→ TASK TO CARRY OUT:
Every entry is to be copied exactly as written, and the pictures are to be skipped.

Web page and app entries
---

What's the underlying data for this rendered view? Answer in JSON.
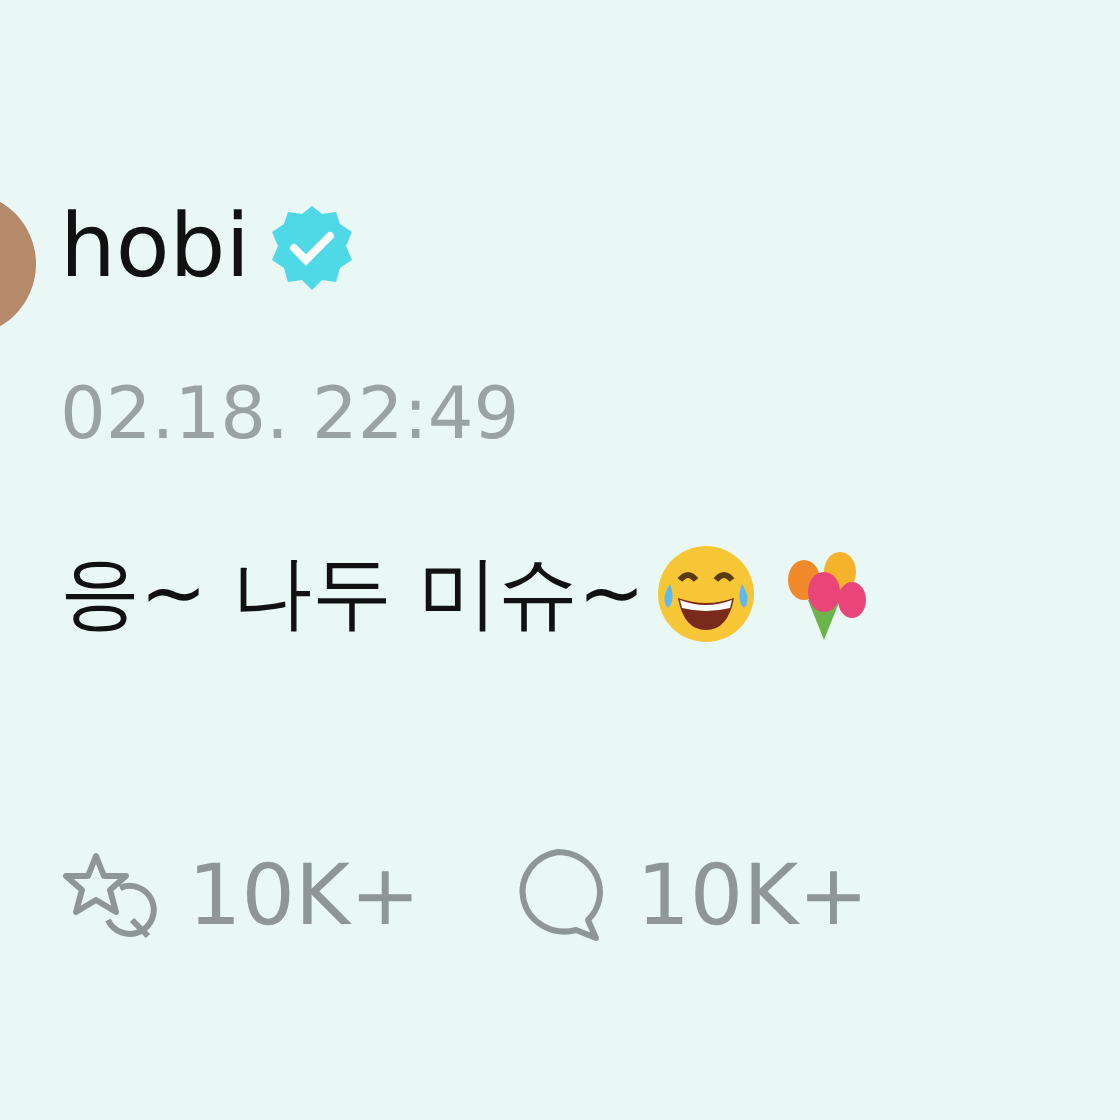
{
  "post": {
    "author": "hobi",
    "verified": true,
    "time": "02.18. 22:49",
    "text": "응~ 나두 미슈~",
    "reactions": [
      {
        "kind": "like",
        "count": "10K+"
      },
      {
        "kind": "comment",
        "count": "10K+"
      }
    ]
  }
}
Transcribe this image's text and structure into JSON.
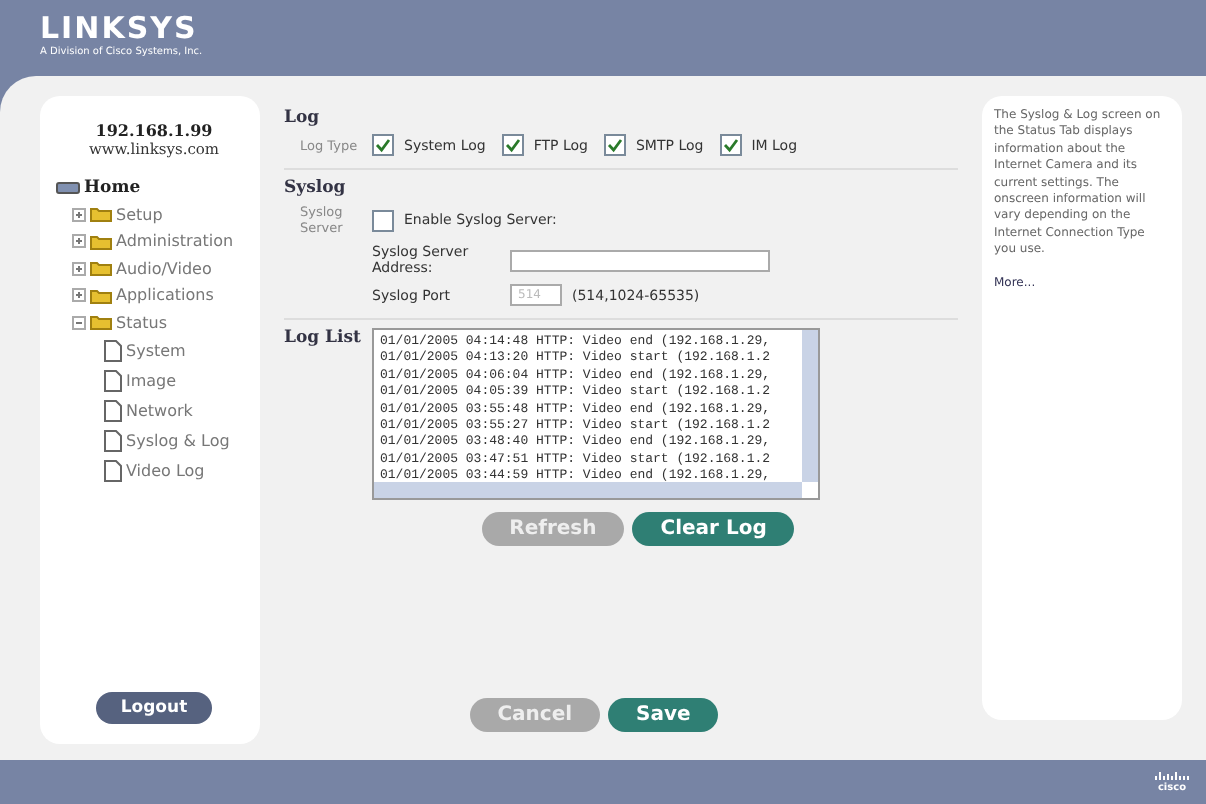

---

→ EXERCISE ANSWER:
What's the underlying data for this rendered view? Answer in JSON.
{
  "post": {
    "author": "hobi",
    "verified": true,
    "time": "02.18. 22:49",
    "text": "응~ 나두 미슈~",
    "reactions": [
      {
        "kind": "like",
        "count": "10K+"
      },
      {
        "kind": "comment",
        "count": "10K+"
      }
    ]
  }
}
Transcribe this image's text and structure into JSON.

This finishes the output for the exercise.